%%

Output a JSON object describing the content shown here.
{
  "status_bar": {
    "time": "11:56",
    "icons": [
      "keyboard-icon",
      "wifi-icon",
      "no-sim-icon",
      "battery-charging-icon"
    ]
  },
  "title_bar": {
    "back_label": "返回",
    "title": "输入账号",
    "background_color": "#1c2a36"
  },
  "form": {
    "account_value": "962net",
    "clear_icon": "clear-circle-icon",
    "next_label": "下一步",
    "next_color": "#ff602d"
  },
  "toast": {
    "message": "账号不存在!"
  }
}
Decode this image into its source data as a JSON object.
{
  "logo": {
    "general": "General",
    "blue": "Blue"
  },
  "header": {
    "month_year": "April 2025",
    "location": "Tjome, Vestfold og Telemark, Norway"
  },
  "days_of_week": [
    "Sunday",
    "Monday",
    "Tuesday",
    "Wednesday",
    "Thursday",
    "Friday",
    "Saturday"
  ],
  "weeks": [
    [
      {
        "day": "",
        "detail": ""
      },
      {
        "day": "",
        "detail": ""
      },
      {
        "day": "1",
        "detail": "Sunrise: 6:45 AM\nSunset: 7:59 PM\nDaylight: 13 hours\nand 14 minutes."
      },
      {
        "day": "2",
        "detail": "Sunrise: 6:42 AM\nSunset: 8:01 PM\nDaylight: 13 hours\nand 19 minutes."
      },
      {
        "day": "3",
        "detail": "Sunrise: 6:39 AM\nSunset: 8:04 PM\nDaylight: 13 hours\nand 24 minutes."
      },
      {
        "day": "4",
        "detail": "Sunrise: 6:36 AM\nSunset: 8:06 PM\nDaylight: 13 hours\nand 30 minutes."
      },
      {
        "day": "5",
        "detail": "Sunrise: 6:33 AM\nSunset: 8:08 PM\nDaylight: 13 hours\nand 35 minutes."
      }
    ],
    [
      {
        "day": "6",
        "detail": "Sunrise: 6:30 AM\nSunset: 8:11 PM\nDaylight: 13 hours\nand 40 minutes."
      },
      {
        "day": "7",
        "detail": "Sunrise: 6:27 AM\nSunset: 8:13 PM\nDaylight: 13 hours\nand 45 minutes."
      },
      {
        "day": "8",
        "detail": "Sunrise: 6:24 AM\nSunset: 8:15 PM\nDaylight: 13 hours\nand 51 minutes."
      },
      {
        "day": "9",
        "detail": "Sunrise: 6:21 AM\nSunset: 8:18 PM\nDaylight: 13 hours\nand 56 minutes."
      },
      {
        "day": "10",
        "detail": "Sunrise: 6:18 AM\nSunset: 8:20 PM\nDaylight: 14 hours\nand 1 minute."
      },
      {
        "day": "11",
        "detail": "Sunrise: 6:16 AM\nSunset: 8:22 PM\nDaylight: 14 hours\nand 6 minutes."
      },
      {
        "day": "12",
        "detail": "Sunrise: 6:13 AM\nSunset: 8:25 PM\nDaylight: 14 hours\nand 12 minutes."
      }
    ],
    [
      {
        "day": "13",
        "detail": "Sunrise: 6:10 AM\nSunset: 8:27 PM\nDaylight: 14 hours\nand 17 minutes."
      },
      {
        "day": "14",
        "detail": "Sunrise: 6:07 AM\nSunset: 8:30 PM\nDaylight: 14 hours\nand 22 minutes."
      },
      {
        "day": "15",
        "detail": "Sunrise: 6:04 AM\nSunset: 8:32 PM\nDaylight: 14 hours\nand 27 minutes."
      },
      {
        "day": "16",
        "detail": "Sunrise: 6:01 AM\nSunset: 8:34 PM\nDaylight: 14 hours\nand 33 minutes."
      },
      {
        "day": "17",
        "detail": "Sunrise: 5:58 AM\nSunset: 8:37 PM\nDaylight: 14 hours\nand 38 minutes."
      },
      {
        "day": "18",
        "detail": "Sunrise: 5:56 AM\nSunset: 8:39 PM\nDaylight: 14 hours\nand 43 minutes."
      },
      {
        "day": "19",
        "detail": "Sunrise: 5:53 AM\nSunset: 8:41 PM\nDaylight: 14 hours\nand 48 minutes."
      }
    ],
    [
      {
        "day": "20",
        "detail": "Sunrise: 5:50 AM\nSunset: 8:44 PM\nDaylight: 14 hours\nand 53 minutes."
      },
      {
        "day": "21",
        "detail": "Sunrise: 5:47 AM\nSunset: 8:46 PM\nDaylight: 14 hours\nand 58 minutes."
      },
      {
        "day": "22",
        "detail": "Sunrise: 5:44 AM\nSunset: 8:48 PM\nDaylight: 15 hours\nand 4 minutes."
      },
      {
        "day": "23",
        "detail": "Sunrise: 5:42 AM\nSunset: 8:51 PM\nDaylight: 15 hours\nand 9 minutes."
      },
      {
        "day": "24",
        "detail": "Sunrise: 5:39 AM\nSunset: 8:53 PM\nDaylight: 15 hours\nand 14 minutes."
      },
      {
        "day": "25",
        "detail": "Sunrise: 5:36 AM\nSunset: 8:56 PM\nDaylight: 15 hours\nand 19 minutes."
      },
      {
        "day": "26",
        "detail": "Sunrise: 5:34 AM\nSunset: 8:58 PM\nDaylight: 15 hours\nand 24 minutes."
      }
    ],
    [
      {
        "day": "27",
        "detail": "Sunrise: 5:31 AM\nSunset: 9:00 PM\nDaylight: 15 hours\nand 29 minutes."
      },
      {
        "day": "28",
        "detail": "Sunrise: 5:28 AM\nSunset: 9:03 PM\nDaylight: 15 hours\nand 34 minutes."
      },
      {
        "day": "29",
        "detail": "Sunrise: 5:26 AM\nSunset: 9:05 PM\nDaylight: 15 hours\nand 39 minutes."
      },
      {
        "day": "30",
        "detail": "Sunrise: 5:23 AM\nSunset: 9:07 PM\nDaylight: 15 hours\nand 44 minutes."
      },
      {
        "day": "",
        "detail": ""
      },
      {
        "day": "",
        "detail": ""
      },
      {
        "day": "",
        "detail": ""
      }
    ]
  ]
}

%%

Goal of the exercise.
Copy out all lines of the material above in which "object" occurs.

The answer.
Output a JSON object describing the content shown here.
Decode this image into its source data as a JSON object.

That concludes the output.